In recent years, various reports have shed light on the “modern-day slavery” behind the global supply chain of frozen prawns and cheap clothes -- how millions of workers in Asia are trafficked into forced labor and endure excruciatingly long hours for low, if any, pay.
David Knight, an international migration expert, says in combating this, Korean companies have a role to play.
“Companies may not be aware of human rights abuses in their supply chain and sometimes there is a gap between what they are told and what happens in practice,” said Knight, chief of Vietnam Mission for International Organization for Migration, in an interview with The Korea Herald in Seoul.
“But those companies are still responsible and held accountable for any breaches of human rights abuses through their supply chains.”
He noted that as the supply chain is often complex with multiple layers from treating raw materials to creating final products, it has become more difficult for companies to monitor exploitation and abuses at a myriad number of their subcontractors.
That’s why the IOM stresses companies’ “proactive” role in monitoring its supply chains and following ethical recruitment practices. The ethical recruitment means that migrant workers are not charged fees to find work abroad, granted freedom of movement and clearly aware of terms and conditions of contracts.
The IOM helps companies to conduct audits with a more investigative approach to uncover human rights breaches, offers training sessions to raise awareness of ethical recruitment among lower tier suppliers, he said.

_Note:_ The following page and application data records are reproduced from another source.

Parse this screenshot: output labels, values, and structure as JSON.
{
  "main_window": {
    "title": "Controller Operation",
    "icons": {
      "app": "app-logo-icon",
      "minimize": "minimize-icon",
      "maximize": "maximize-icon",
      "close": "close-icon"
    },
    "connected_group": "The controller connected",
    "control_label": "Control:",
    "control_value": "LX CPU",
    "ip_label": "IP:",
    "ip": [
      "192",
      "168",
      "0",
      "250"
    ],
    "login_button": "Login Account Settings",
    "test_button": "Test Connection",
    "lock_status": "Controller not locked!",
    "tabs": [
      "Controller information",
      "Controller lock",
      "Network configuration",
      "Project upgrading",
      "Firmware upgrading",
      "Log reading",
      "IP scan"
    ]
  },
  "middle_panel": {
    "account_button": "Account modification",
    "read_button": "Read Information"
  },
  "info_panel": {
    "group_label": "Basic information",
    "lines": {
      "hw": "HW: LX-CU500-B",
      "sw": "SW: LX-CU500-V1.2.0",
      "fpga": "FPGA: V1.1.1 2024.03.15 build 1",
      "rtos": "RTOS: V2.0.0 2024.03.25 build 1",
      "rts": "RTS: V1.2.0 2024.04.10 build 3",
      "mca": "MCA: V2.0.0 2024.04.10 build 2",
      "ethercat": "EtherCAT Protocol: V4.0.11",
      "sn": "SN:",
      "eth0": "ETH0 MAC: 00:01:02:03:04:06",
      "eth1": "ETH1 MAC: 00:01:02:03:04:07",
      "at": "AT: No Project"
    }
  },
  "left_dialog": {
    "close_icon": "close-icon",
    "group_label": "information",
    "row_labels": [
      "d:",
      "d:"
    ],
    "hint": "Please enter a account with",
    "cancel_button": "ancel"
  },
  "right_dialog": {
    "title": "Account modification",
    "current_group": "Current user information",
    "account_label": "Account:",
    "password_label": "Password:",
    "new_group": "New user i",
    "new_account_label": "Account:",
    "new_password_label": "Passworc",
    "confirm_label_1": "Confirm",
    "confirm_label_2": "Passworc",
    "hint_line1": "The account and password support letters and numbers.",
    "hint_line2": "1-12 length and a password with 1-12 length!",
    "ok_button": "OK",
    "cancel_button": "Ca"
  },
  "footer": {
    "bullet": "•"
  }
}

Knight, who is leading the IOM’s initiative International Recruitment Integrity System based in Vietnam, made his way to Korea last month to participate in a forum to address risks about hidden forced labor in supply chains and adverse impact it could bring to Korean businesses.
In Vietnam, where about 4,000 Korean-owned companies are operating as of 2016, mostly in the manufacturing sector, some Korean firms are directly involved with labor abuses.
According to Vietnam General Confederation of Labor, there have been about 800 strikes from 2009 to 2014 by workers in Vietnam against breach of labor laws by Korean employers.
A 2015 report by Korean Trans National Corporation Watch based on interviews with local workers, labor unions, companies and civic groups, revealed that Korean companies allegedly underpaid local workers, verbally and physically abused them, forced them to work long hours and even punished them for using toilets too often.
Even if Korean companies are not directly involved, being associated with charges of human trafficking and forced labor through subcontractors and recruitment agencies is a risk for their business, Knight said.
“By failing to follow the ethical recruitment in labor migrations, companies may not be able to access the US and EU markets because of slavery that was found in their supply chains,” he said, citing the California Transparency in Supply Chains Act enacted in 2010 and the UK’s Modern Slavery Act enforced in 2015.
Both acts require companies supplying goods and services in California and the UK, respectively, to publish annual statements to prove that there is no slavery or labor abuses linked to any goods and services sold there.
“The corporations might also suffer from reputational damage, penalty for violation of laws and declining sales,” he said. “By addressing these issues and doing things in the right way, they can reduce those risks and brand themselves as a promoter of human rights and sustainable development.”
By Ock Hyun-ju (email@example.com)